As Asia gets more focus, US arms pacts in Middle East remain strong

The White House is placing more emphasis on the Asia-Pacific region, officials and analysts say, because it believes that region will play a major role in the course of 21st century.

That shift will include moving some military forces and platforms out of the Middle East and into the vast Asia-Pacific region. And, as a string of recent actions show, the White House also has been quietly arming America’s allies there as a check on China’s military power.

Washington and Taiwan agreed to the biggest arms package in 2010, at $2.7 billion. Australia was next with a $1.3 billion pact, followed by South Korea at $640 million. Singapore and Washington agreed to $530 million in arms transactions.

The Asia category includes Pakistan, which got a $470 million arms package in 2010. But Pakistan is closely tied to the U.S. fight against the Taliban and al Qaeda, which is typically considered a Middle East issue.
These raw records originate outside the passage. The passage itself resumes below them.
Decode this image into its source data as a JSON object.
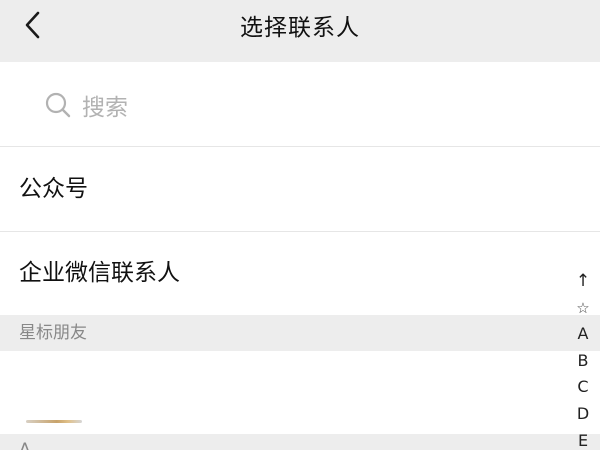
{
  "nav": {
    "back_icon": "chevron-left-icon",
    "title": "选择联系人"
  },
  "search": {
    "icon": "search-icon",
    "placeholder": "搜索"
  },
  "entries": [
    {
      "label": "公众号"
    },
    {
      "label": "企业微信联系人"
    }
  ],
  "sections": [
    {
      "label": "星标朋友"
    },
    {
      "label": "A"
    }
  ],
  "index_bar": [
    "↑",
    "☆",
    "A",
    "B",
    "C",
    "D",
    "E"
  ],
  "colors": {
    "background": "#ededed",
    "row_background": "#ffffff",
    "title_text": "#111111",
    "placeholder_text": "#b2b2b2",
    "section_text": "#888888"
  }
}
In that volatile region, Egypt, then led by Hosni Mubarak, agreed to buy $1.8 billion from Washington. Saudi Arabia got a $1.5 billion package, with Israel and Iraq next with $1.1 billion and $840 million, respectively. Jordan was next at $650 million.

The figures for Saudi Arabia and Israel underline the administration’s concerns about Iran’s nuclear weapons ambition.
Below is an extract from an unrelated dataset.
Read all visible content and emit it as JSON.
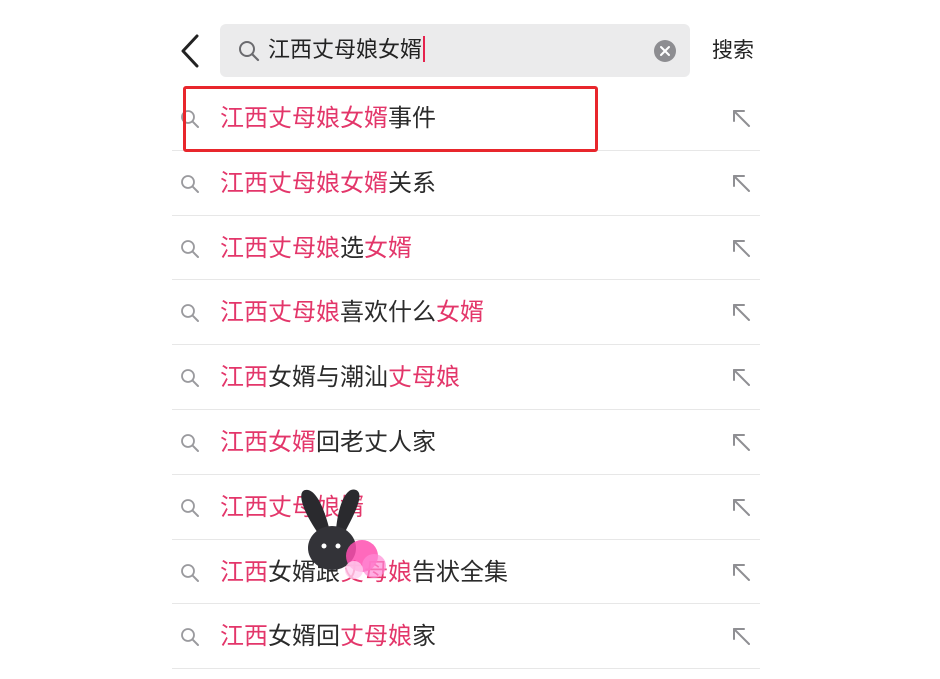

The CRS data shows the weapons Washington actually delivered to allies in 2010 is about evenly divided between the Middle East and Asia.

Saudi Arabia received $1.2 billion in weapons, the lone nation to top the billion-dollar mark.

Egypt was second with $830 million, and Pakistan got $690 million, according to CRS. Taiwan received $660 million, with Israel and South Korea each receiving $640 million worth of arms.

Australia and Japan got a combined $1 billion, and the United Arab Emirates received $440 million.